MEMPHIS, Tenn. — Helena-West Helena Police Officer Travis Wallace is the 45th law enforcement officer shot and killed this year across the country.
The National Law Enforcement Officers Memorial and Museum tracks those numbers daily.
“We have ramped up like we have never had to before to record line of duty deaths for 2020,” said Marcia Ferranto, CEO for the National Law Enforcement Officers Memorial and Museum.
Ferranto said they’ve been tracking these deaths for more than 30 years.
“Unfortunately, I think that when the final numbers come in, we are going to eventually be able to link these line of duty deaths to everything that has happened in 2020 and how tragedy it is that is leading to the loss of any lives,” she said.
The nonprofit’s data shows 148 officer line of duty deaths so far this year which is an increase compared to the same time frame last year.
The data also shows seven officers from the Mid-South lost their lives this year with three from Arkansas and Mississippi and one from Tennessee.
The organization said 45 of those deaths including Officer Wallace’s were related to firearms, 43 were traffic related and 60 were other causes.
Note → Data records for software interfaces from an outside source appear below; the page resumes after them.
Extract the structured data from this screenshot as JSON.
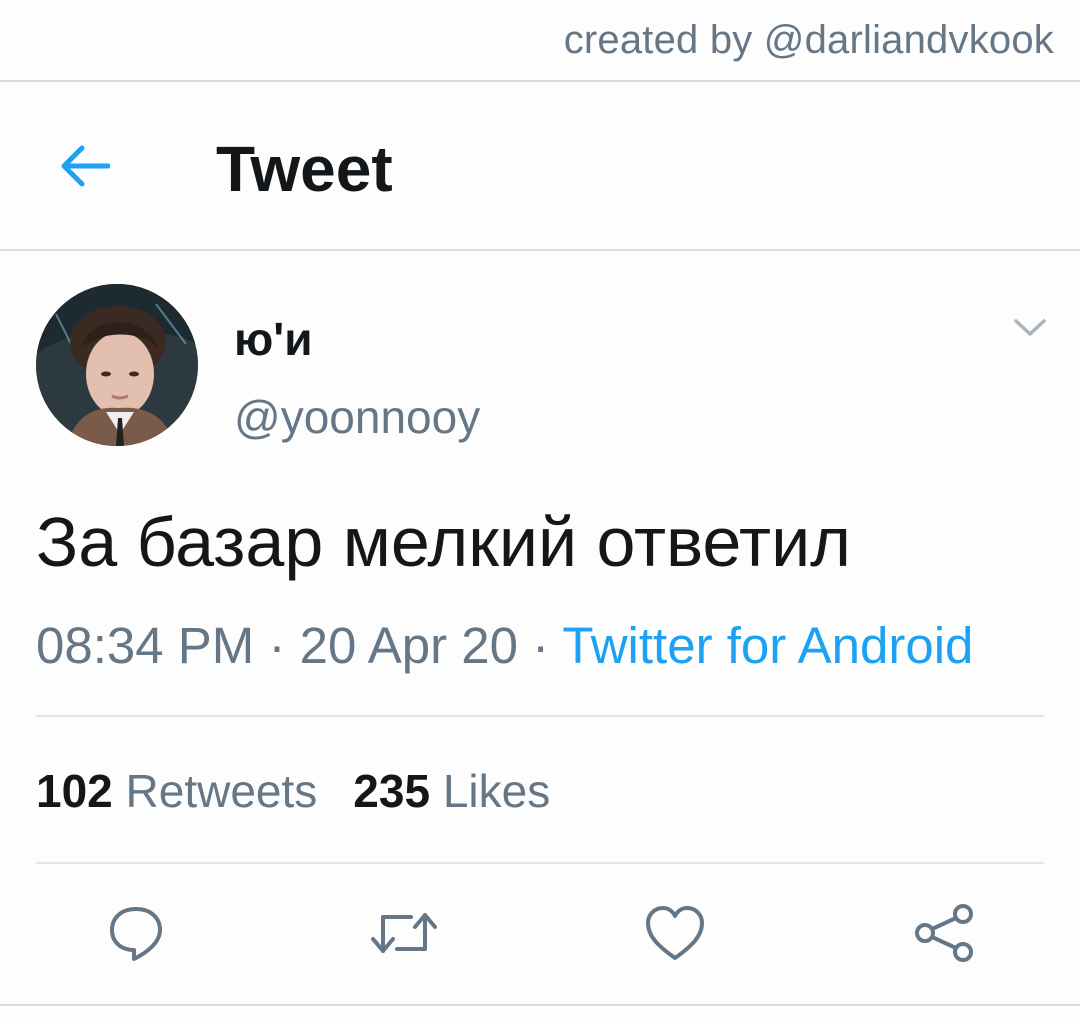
{
  "watermark": "created by @darliandvkook",
  "header": {
    "title": "Tweet",
    "back_icon": "arrow-left-icon"
  },
  "tweet": {
    "author": {
      "display_name": "ю'и",
      "handle": "@yoonnooy"
    },
    "text": "За базар мелкий ответил",
    "time": "08:34 PM",
    "separator": " · ",
    "date": "20 Apr 20",
    "source": "Twitter for Android"
  },
  "stats": {
    "retweets_count": "102",
    "retweets_label": "Retweets",
    "likes_count": "235",
    "likes_label": "Likes"
  },
  "actions": {
    "reply_icon": "speech-bubble-icon",
    "retweet_icon": "retweet-icon",
    "like_icon": "heart-icon",
    "share_icon": "share-icon"
  },
  "colors": {
    "accent": "#1da1f2",
    "secondary_text": "#657786",
    "primary_text": "#14171a",
    "divider": "#d7dde2"
  }
}
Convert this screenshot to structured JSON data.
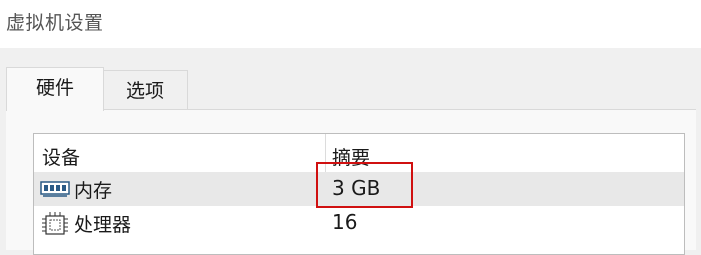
{
  "window": {
    "title": "虚拟机设置"
  },
  "tabs": [
    {
      "label": "硬件",
      "active": true
    },
    {
      "label": "选项",
      "active": false
    }
  ],
  "device_list": {
    "columns": {
      "device": "设备",
      "summary": "摘要"
    },
    "rows": [
      {
        "icon": "memory-icon",
        "device": "内存",
        "summary": "3 GB",
        "selected": true
      },
      {
        "icon": "processor-icon",
        "device": "处理器",
        "summary": "16",
        "selected": false
      }
    ]
  },
  "annotation": {
    "highlight_color": "#d01010"
  }
}
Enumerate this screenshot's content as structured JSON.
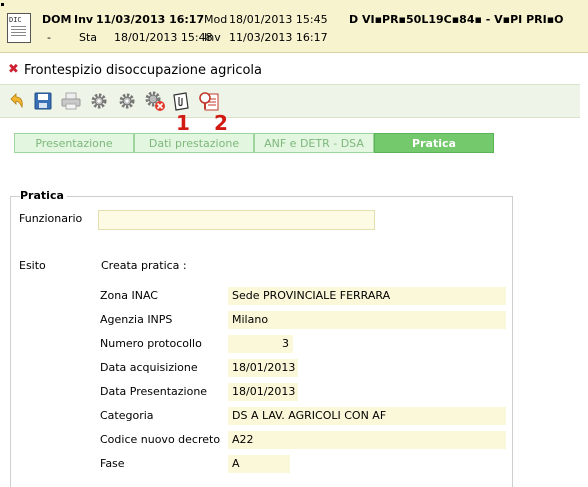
{
  "header": {
    "doc_icon_label": "DIC",
    "row1": {
      "prefix": "DOM",
      "inv_label": "Inv",
      "inv_value": "11/03/2013 16:17",
      "mod_label": "Mod",
      "mod_value": "18/01/2013 15:45",
      "person": "D VI▪PR▪50L19C▪84▪ - V▪PI PRI▪O"
    },
    "row2": {
      "prefix": "-",
      "sta_label": "Sta",
      "sta_value": "18/01/2013 15:48",
      "inv_label": "Inv",
      "inv_value": "11/03/2013 16:17"
    }
  },
  "title": "Frontespizio disoccupazione agricola",
  "toolbar": {
    "icons": [
      "undo-icon",
      "save-icon",
      "print-icon",
      "gear-icon",
      "gear-icon",
      "gear-error-icon",
      "attachment-icon",
      "search-document-icon"
    ],
    "callouts": [
      "1",
      "2"
    ]
  },
  "tabs": [
    {
      "label": "Presentazione",
      "active": false
    },
    {
      "label": "Dati prestazione",
      "active": false
    },
    {
      "label": "ANF e DETR - DSA",
      "active": false
    },
    {
      "label": "Pratica",
      "active": true
    }
  ],
  "pratica": {
    "legend": "Pratica",
    "funzionario_label": "Funzionario",
    "funzionario_value": "",
    "esito_label": "Esito",
    "esito_value": "Creata pratica :",
    "fields": [
      {
        "label": "Zona INAC",
        "value": "Sede PROVINCIALE FERRARA"
      },
      {
        "label": "Agenzia INPS",
        "value": "Milano"
      },
      {
        "label": "Numero protocollo",
        "value": "3"
      },
      {
        "label": "Data acquisizione",
        "value": "18/01/2013"
      },
      {
        "label": "Data Presentazione",
        "value": "18/01/2013"
      },
      {
        "label": "Categoria",
        "value": "DS A LAV. AGRICOLI CON AF"
      },
      {
        "label": "Codice nuovo decreto",
        "value": "A22"
      },
      {
        "label": "Fase",
        "value": "A"
      }
    ]
  },
  "colors": {
    "header_bg": "#f7f3cf",
    "tab_active": "#73c96c",
    "tab_inactive": "#e3f6df",
    "field_bg": "#fbf7d9",
    "callout": "#d21a14"
  }
}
Ferranto said they’re still examining the data but she said COVID-19 is a major factor for the increase in officer deaths this year.
“If a law enforcement officer is determined to have fallen in the line of duty due to COVID, it will absolutely be related to the that that law enforcement officer has no choice when they wake up in the morning and they go out into the public to expose themselves to COVID-19 – it’s part of their job that they are doing every day,” said Ferranto.
National Law Enforcement Officers Memorial and Museum will release a final report about this year’s fallen officers in January.
The nonprofit will also host a series of presentations with best practices for how to reduce line of duty deaths.